History

Limestone Buildings: Why Are They So Popular in the Texas Hill Country?

By  | 

Limestone was such a common material that even the Austin capitol building was originally supposed to be made of limestone, like many other buildings in the Hill Country. In 1888, however, a large enough supply of limestone for the massive building, leading to the decision to opt for granite instead.

How Limestone Got From Quarries to Buildings

Limestone quarry west of Austin in 1880

Photo: Wikimedia Commons
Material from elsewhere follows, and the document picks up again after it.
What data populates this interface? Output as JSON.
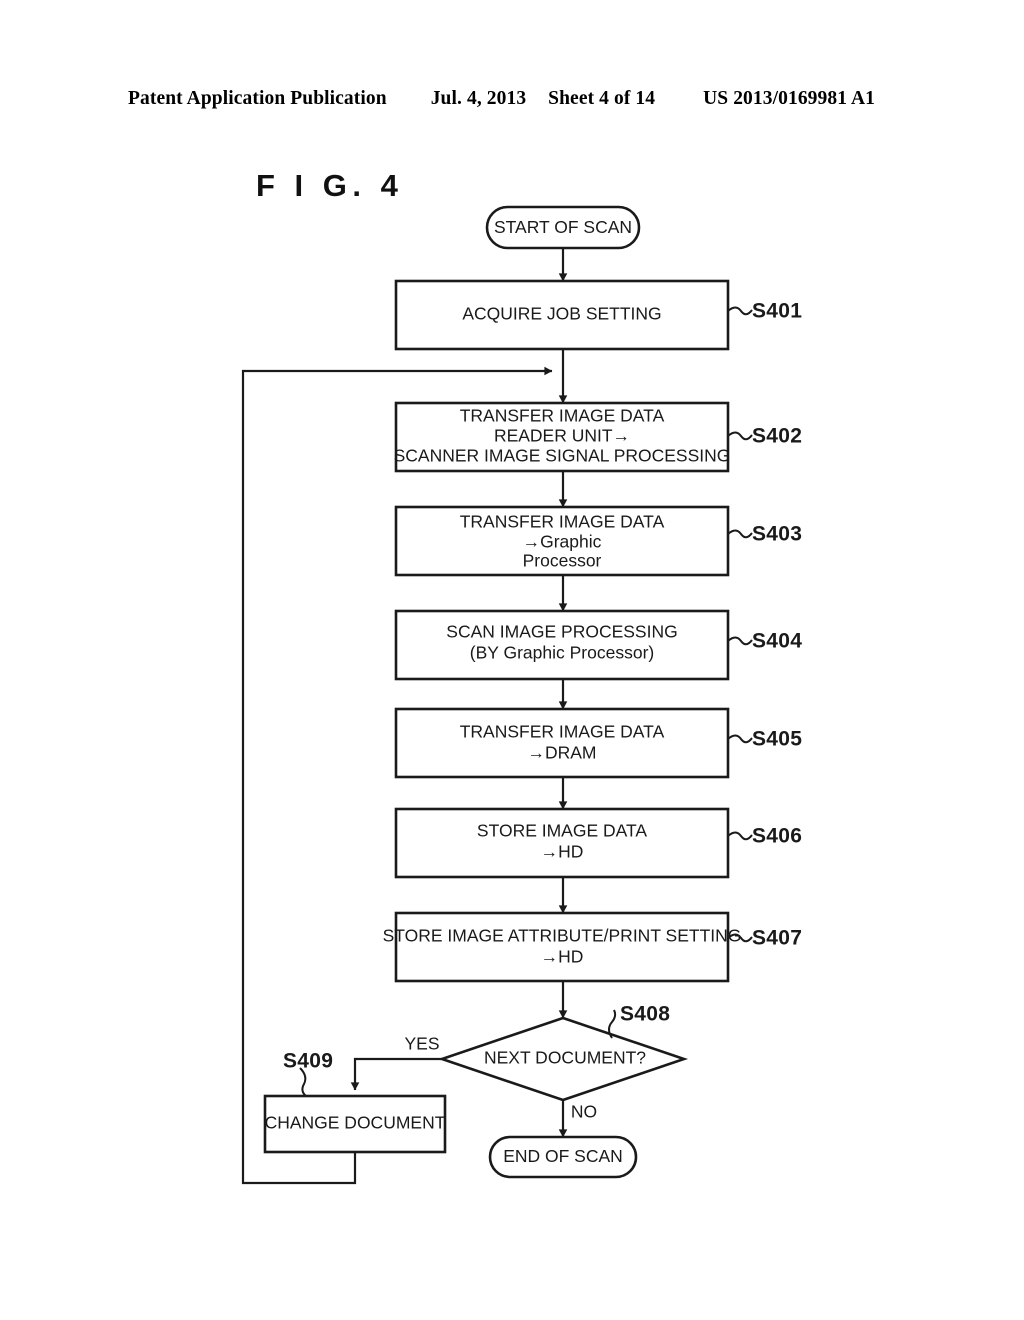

Limestone’s journey from quarries to buildings is interesting, and it explains some of the features you see in limestone buildings. For buildings constructed in the 1800s, power tools did not exist, so they had to get creative with their stone cutting techniques. Luckily, limestone is relatively soft compared to other stones and cuts more easily. To get the limestone out of the ground and into precise blocks, the quarry workers would drill holes large enough to fit poles made of local cedar or cypress. After dousing the wood with water, the wood would gently expand and predictably split the stone. Workers also added holes to the sides of the limestone blocks to accommodate tongs, which would grip the block, allowing it to be lifted or moved with ease. These drilled and chipped holes remained in the limestone even after it was used in the building, and you may see some of them if you look closely at limestone buildings around the Hill Country. To get the stone from the quarry to the construction site, workers would load it onto wagons, which transported the material to its final destination. Using a locally available stone made this journey faster and reduced overall costs.

Page 2 of 2:12